“San Francisco’s Negroes — they comprise about 12 percent of the population–are planning to do something drastic unless they are given more opportunities in employment and representation on the several civic commissions and other entities.
This opinion was expressed yesterday by Wilfred T. Ussery, chairman of the San Francisco chapter of the Congress of Racial Equality. (CORE).
“Things have reached a boiling point,” he declared. “The Negro community is not going to permit this much longer.”
Ussery, a design draftsman of 2338 Pine St. , refused to elaborate.
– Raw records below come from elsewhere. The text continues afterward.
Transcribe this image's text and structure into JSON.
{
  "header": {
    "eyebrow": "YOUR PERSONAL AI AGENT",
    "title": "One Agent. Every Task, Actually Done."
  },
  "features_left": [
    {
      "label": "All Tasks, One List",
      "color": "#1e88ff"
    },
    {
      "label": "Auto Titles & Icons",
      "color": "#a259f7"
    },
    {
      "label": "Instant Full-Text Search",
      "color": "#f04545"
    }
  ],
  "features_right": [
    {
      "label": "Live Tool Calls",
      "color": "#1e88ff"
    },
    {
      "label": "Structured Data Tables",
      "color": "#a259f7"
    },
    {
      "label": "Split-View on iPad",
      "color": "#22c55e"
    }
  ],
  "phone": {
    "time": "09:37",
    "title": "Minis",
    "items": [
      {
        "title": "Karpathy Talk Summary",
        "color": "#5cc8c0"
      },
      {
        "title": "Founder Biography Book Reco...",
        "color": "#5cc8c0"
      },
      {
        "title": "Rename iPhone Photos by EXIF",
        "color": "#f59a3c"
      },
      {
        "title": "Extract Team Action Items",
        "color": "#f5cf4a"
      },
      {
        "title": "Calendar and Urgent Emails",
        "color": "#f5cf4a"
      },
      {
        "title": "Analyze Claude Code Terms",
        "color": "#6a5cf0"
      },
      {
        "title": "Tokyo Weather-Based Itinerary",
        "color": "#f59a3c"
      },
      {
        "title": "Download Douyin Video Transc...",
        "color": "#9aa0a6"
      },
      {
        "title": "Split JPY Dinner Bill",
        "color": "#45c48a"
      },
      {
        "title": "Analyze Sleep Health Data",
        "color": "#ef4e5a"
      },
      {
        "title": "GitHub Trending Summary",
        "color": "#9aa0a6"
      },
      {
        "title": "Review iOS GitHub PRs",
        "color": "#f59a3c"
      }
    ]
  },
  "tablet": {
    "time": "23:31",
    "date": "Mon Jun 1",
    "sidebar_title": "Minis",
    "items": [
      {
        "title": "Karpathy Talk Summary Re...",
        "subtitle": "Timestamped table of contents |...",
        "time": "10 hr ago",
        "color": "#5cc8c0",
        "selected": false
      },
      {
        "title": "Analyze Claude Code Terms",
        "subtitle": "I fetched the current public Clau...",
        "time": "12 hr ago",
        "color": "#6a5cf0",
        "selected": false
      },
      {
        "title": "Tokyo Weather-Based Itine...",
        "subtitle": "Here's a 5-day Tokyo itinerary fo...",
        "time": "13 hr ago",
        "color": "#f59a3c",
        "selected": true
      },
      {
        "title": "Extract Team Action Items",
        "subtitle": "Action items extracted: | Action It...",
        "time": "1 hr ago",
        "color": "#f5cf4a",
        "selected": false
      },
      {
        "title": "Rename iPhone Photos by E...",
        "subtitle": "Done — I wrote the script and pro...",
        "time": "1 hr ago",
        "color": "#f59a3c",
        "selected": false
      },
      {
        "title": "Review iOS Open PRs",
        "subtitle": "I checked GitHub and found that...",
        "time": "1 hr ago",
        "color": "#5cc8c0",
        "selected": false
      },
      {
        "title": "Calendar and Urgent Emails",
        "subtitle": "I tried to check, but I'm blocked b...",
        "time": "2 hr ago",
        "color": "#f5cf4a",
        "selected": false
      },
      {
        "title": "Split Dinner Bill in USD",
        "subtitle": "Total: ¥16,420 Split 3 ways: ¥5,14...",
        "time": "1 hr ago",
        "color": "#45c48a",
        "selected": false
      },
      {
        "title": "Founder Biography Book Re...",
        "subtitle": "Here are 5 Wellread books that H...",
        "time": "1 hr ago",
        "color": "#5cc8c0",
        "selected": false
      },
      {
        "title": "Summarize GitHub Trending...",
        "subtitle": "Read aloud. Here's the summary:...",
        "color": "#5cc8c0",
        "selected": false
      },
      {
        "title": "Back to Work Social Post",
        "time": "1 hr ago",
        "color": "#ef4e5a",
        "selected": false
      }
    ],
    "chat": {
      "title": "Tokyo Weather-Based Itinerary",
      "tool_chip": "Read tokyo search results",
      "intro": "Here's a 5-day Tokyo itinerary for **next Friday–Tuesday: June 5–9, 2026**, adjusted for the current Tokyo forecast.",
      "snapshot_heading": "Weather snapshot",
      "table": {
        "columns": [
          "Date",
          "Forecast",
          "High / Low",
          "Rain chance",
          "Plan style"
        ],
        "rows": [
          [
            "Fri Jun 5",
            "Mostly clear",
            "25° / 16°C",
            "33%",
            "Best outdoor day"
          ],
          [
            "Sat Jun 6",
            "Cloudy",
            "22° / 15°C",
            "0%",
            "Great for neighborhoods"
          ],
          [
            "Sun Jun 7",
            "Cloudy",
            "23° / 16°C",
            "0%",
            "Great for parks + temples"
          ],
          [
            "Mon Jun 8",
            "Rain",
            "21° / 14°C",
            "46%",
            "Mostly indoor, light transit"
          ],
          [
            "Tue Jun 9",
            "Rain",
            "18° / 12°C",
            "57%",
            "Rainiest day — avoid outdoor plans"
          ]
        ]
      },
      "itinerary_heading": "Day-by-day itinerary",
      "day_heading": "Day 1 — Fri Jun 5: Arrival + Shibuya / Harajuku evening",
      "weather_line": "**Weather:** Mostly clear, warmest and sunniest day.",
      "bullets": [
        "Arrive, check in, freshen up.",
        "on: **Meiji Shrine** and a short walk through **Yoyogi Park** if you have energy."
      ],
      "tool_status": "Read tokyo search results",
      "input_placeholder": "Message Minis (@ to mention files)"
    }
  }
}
He told newsmen only that “something significant” was brewing, and added, “but I have no intention of talking about it today.”
That 1962 newspaper statement was one of the first indications of the scope and ambitions of the United San Francisco Freedom Movement, subject of Students and Scholars Marching for Civil Rights: the 50th anniversary of the United San Francisco Freedom Movement.
Ussery is planning to talk about it on Saturday, Aug. 24 at 1 p.m. when he and other participants attend the public opening of the exhibition at the 50on8 Lounge in the Holiday Inn-Civic Center, 50 8th St. in San Francisco.